▶ _What needs to be done_: Please reproduce the data exactly and omit the pictures.

▶ _Material provided_:
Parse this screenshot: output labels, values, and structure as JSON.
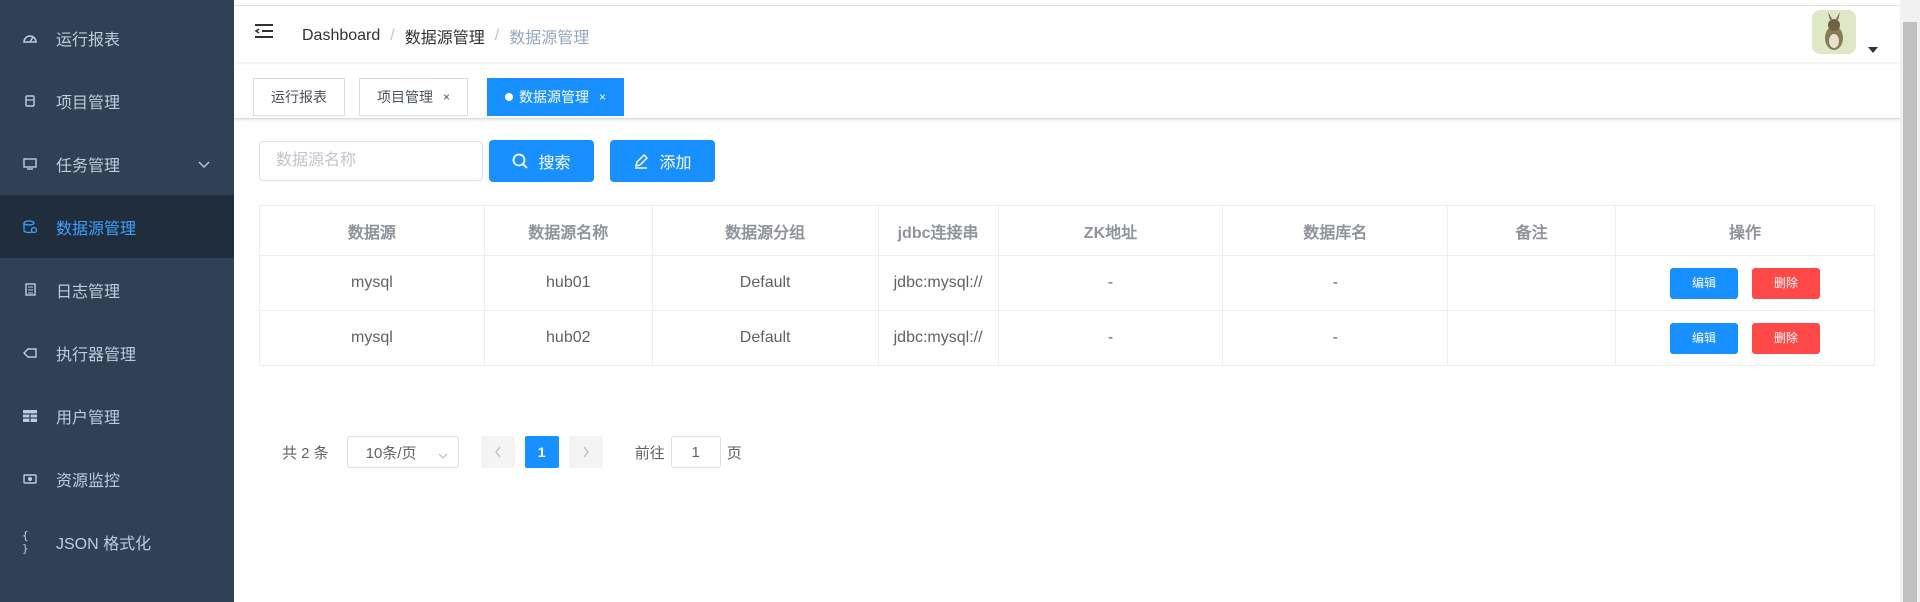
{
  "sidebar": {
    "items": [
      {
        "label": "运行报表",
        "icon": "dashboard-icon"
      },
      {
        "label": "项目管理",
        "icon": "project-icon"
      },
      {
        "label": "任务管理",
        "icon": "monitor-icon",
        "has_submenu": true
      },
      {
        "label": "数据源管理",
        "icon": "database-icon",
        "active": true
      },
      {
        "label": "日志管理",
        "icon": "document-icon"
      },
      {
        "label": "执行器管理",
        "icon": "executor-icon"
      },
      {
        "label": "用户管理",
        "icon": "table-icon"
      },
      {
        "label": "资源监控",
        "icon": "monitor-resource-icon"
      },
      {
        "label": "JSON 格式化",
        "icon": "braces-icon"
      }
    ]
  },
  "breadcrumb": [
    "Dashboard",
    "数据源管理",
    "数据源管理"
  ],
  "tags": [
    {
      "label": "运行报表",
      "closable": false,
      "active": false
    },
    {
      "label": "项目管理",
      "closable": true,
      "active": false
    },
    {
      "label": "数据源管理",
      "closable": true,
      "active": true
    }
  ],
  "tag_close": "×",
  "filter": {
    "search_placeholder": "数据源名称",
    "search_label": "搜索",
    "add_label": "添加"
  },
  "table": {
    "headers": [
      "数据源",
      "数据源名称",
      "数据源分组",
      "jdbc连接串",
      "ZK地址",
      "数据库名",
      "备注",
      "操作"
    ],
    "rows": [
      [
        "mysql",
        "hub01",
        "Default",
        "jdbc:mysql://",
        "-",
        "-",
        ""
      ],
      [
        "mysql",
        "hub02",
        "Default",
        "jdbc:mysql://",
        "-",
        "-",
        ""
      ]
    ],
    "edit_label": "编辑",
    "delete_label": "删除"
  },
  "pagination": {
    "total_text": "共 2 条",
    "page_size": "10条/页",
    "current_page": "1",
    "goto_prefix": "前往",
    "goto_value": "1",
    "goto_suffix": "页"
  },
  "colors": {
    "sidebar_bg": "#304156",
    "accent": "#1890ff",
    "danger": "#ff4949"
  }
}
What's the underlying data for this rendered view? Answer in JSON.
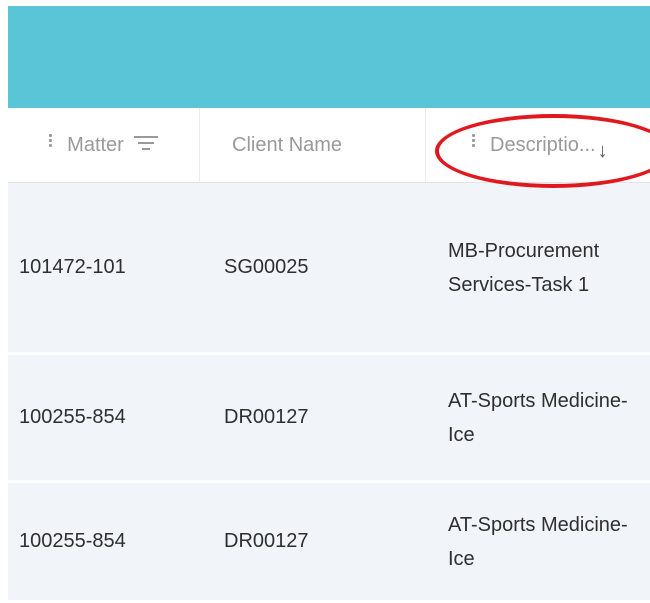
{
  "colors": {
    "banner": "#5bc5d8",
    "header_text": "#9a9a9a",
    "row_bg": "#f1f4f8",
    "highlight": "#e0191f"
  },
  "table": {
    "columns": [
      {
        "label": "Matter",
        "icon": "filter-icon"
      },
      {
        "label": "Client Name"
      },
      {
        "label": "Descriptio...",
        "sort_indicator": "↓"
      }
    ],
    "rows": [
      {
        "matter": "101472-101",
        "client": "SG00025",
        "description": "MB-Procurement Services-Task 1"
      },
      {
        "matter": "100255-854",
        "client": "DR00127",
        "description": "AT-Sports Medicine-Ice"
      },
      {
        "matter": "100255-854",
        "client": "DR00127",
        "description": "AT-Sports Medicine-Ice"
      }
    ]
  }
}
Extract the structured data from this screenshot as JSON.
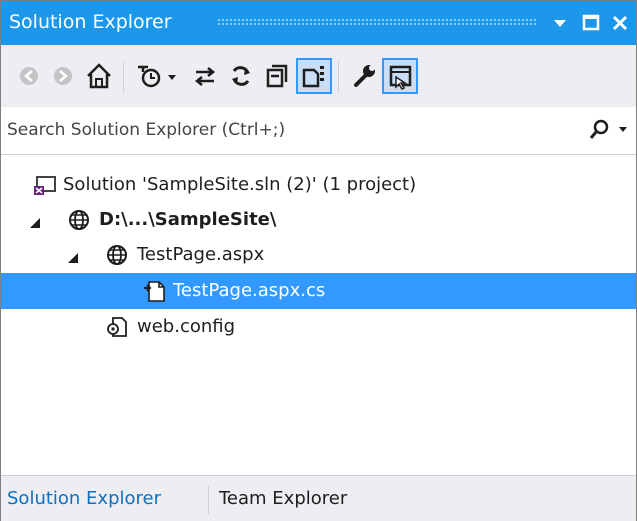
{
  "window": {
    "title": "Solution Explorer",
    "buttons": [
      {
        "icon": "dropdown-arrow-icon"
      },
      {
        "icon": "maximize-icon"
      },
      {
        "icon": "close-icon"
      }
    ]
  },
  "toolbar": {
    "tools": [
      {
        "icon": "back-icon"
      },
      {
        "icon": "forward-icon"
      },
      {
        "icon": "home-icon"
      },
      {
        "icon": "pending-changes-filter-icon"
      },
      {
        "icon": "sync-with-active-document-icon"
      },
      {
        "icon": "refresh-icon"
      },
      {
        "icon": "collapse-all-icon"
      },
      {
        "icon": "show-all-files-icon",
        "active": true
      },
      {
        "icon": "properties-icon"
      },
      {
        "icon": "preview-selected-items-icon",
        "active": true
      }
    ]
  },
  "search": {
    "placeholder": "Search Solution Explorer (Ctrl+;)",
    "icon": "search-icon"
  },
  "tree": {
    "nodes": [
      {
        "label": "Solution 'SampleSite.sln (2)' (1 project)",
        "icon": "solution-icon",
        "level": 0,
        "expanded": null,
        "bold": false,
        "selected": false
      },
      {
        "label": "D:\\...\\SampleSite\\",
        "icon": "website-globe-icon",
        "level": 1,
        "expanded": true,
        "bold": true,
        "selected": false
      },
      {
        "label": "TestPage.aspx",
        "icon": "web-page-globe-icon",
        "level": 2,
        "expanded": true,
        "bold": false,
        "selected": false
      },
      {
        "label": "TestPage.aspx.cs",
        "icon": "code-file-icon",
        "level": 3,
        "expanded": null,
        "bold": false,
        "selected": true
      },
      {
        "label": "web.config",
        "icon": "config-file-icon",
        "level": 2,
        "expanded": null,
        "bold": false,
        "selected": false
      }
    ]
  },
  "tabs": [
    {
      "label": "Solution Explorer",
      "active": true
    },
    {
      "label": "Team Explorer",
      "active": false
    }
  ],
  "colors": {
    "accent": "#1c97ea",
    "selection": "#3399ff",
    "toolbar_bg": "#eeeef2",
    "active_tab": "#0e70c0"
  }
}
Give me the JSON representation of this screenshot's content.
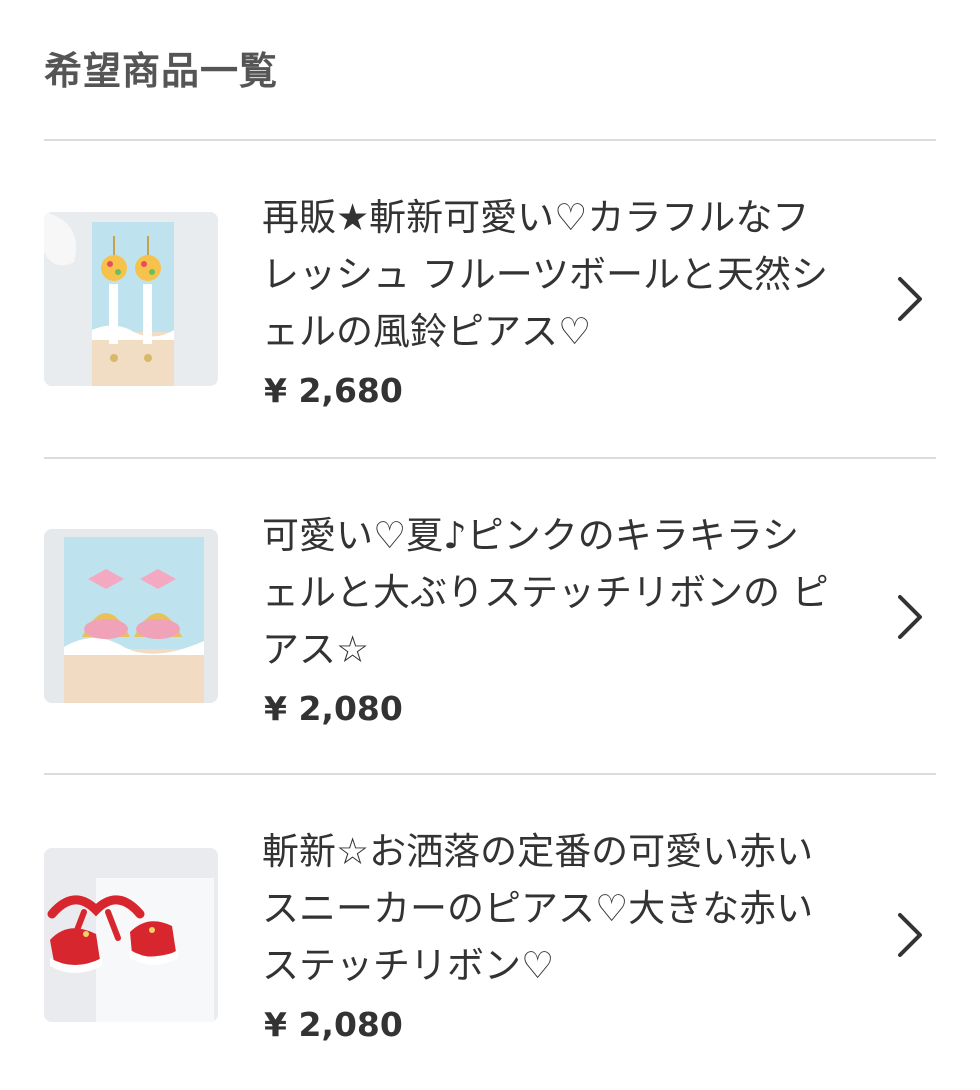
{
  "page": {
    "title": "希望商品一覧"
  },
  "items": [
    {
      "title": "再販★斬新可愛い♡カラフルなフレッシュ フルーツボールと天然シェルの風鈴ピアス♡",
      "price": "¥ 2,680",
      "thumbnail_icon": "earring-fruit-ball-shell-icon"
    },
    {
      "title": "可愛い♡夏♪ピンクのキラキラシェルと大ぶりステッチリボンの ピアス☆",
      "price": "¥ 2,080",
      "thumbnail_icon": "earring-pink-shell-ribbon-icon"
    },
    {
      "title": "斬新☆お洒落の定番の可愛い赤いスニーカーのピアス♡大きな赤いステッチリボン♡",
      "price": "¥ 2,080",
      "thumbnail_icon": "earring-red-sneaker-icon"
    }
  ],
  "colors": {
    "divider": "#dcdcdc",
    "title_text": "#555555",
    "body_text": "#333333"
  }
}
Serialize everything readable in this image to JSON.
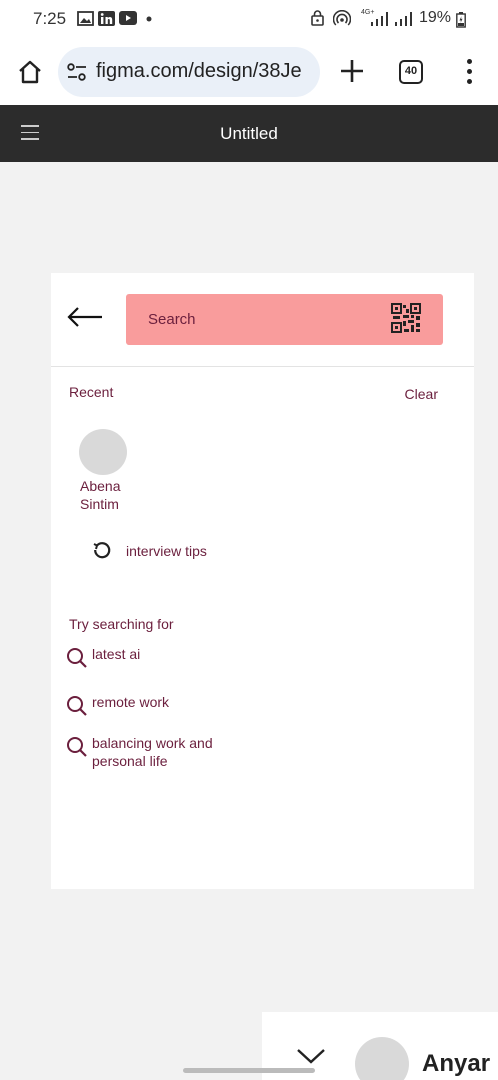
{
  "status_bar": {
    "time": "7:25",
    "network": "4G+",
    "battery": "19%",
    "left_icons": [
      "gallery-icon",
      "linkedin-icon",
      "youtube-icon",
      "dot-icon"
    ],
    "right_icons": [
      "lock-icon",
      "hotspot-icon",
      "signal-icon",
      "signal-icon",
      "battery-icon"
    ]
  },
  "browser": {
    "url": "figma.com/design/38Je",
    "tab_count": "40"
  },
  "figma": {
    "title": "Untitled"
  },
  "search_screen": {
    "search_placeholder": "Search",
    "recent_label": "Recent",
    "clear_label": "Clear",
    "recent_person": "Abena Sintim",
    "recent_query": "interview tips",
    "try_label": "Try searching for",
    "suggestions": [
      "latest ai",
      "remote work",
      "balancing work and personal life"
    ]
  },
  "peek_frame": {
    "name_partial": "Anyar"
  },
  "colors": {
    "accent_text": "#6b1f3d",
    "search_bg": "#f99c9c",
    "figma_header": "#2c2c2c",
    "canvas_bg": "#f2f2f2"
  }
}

▶ _Output for this task_:
Parse this screenshot: output labels, values, and structure as JSON.
{
  "sidebar": {
    "items": [
      {
        "label": "运行报表",
        "icon": "dashboard-icon"
      },
      {
        "label": "项目管理",
        "icon": "project-icon"
      },
      {
        "label": "任务管理",
        "icon": "monitor-icon",
        "has_submenu": true
      },
      {
        "label": "数据源管理",
        "icon": "database-icon",
        "active": true
      },
      {
        "label": "日志管理",
        "icon": "document-icon"
      },
      {
        "label": "执行器管理",
        "icon": "executor-icon"
      },
      {
        "label": "用户管理",
        "icon": "table-icon"
      },
      {
        "label": "资源监控",
        "icon": "monitor-resource-icon"
      },
      {
        "label": "JSON 格式化",
        "icon": "braces-icon"
      }
    ]
  },
  "breadcrumb": [
    "Dashboard",
    "数据源管理",
    "数据源管理"
  ],
  "tags": [
    {
      "label": "运行报表",
      "closable": false,
      "active": false
    },
    {
      "label": "项目管理",
      "closable": true,
      "active": false
    },
    {
      "label": "数据源管理",
      "closable": true,
      "active": true
    }
  ],
  "tag_close": "×",
  "filter": {
    "search_placeholder": "数据源名称",
    "search_label": "搜索",
    "add_label": "添加"
  },
  "table": {
    "headers": [
      "数据源",
      "数据源名称",
      "数据源分组",
      "jdbc连接串",
      "ZK地址",
      "数据库名",
      "备注",
      "操作"
    ],
    "rows": [
      [
        "mysql",
        "hub01",
        "Default",
        "jdbc:mysql://",
        "-",
        "-",
        ""
      ],
      [
        "mysql",
        "hub02",
        "Default",
        "jdbc:mysql://",
        "-",
        "-",
        ""
      ]
    ],
    "edit_label": "编辑",
    "delete_label": "删除"
  },
  "pagination": {
    "total_text": "共 2 条",
    "page_size": "10条/页",
    "current_page": "1",
    "goto_prefix": "前往",
    "goto_value": "1",
    "goto_suffix": "页"
  },
  "colors": {
    "sidebar_bg": "#304156",
    "accent": "#1890ff",
    "danger": "#ff4949"
  }
}
What's the underlying data for this rendered view? Answer in JSON.
{
  "colors": {
    "banner": "#5bc5d8",
    "header_text": "#9a9a9a",
    "row_bg": "#f1f4f8",
    "highlight": "#e0191f"
  },
  "table": {
    "columns": [
      {
        "label": "Matter",
        "icon": "filter-icon"
      },
      {
        "label": "Client Name"
      },
      {
        "label": "Descriptio...",
        "sort_indicator": "↓"
      }
    ],
    "rows": [
      {
        "matter": "101472-101",
        "client": "SG00025",
        "description": "MB-Procurement Services-Task 1"
      },
      {
        "matter": "100255-854",
        "client": "DR00127",
        "description": "AT-Sports Medicine-Ice"
      },
      {
        "matter": "100255-854",
        "client": "DR00127",
        "description": "AT-Sports Medicine-Ice"
      }
    ]
  }
}
Extract the structured data from this screenshot as JSON.
{
  "window": {
    "title": "Solution Explorer",
    "buttons": [
      {
        "icon": "dropdown-arrow-icon"
      },
      {
        "icon": "maximize-icon"
      },
      {
        "icon": "close-icon"
      }
    ]
  },
  "toolbar": {
    "tools": [
      {
        "icon": "back-icon"
      },
      {
        "icon": "forward-icon"
      },
      {
        "icon": "home-icon"
      },
      {
        "icon": "pending-changes-filter-icon"
      },
      {
        "icon": "sync-with-active-document-icon"
      },
      {
        "icon": "refresh-icon"
      },
      {
        "icon": "collapse-all-icon"
      },
      {
        "icon": "show-all-files-icon",
        "active": true
      },
      {
        "icon": "properties-icon"
      },
      {
        "icon": "preview-selected-items-icon",
        "active": true
      }
    ]
  },
  "search": {
    "placeholder": "Search Solution Explorer (Ctrl+;)",
    "icon": "search-icon"
  },
  "tree": {
    "nodes": [
      {
        "label": "Solution 'SampleSite.sln (2)' (1 project)",
        "icon": "solution-icon",
        "level": 0,
        "expanded": null,
        "bold": false,
        "selected": false
      },
      {
        "label": "D:\\...\\SampleSite\\",
        "icon": "website-globe-icon",
        "level": 1,
        "expanded": true,
        "bold": true,
        "selected": false
      },
      {
        "label": "TestPage.aspx",
        "icon": "web-page-globe-icon",
        "level": 2,
        "expanded": true,
        "bold": false,
        "selected": false
      },
      {
        "label": "TestPage.aspx.cs",
        "icon": "code-file-icon",
        "level": 3,
        "expanded": null,
        "bold": false,
        "selected": true
      },
      {
        "label": "web.config",
        "icon": "config-file-icon",
        "level": 2,
        "expanded": null,
        "bold": false,
        "selected": false
      }
    ]
  },
  "tabs": [
    {
      "label": "Solution Explorer",
      "active": true
    },
    {
      "label": "Team Explorer",
      "active": false
    }
  ],
  "colors": {
    "accent": "#1c97ea",
    "selection": "#3399ff",
    "toolbar_bg": "#eeeef2",
    "active_tab": "#0e70c0"
  }
}
Give me the JSON representation of this screenshot's content.
{
  "page": {
    "title": "希望商品一覧"
  },
  "items": [
    {
      "title": "再販★斬新可愛い♡カラフルなフレッシュ フルーツボールと天然シェルの風鈴ピアス♡",
      "price": "¥ 2,680",
      "thumbnail_icon": "earring-fruit-ball-shell-icon"
    },
    {
      "title": "可愛い♡夏♪ピンクのキラキラシェルと大ぶりステッチリボンの ピアス☆",
      "price": "¥ 2,080",
      "thumbnail_icon": "earring-pink-shell-ribbon-icon"
    },
    {
      "title": "斬新☆お洒落の定番の可愛い赤いスニーカーのピアス♡大きな赤いステッチリボン♡",
      "price": "¥ 2,080",
      "thumbnail_icon": "earring-red-sneaker-icon"
    }
  ],
  "colors": {
    "divider": "#dcdcdc",
    "title_text": "#555555",
    "body_text": "#333333"
  }
}
Serialize everything readable in this image to JSON.
{
  "status_bar": {
    "time": "7:25",
    "network": "4G+",
    "battery": "19%",
    "left_icons": [
      "gallery-icon",
      "linkedin-icon",
      "youtube-icon",
      "dot-icon"
    ],
    "right_icons": [
      "lock-icon",
      "hotspot-icon",
      "signal-icon",
      "signal-icon",
      "battery-icon"
    ]
  },
  "browser": {
    "url": "figma.com/design/38Je",
    "tab_count": "40"
  },
  "figma": {
    "title": "Untitled"
  },
  "search_screen": {
    "search_placeholder": "Search",
    "recent_label": "Recent",
    "clear_label": "Clear",
    "recent_person": "Abena Sintim",
    "recent_query": "interview tips",
    "try_label": "Try searching for",
    "suggestions": [
      "latest ai",
      "remote work",
      "balancing work and personal life"
    ]
  },
  "peek_frame": {
    "name_partial": "Anyar"
  },
  "colors": {
    "accent_text": "#6b1f3d",
    "search_bg": "#f99c9c",
    "figma_header": "#2c2c2c",
    "canvas_bg": "#f2f2f2"
  }
}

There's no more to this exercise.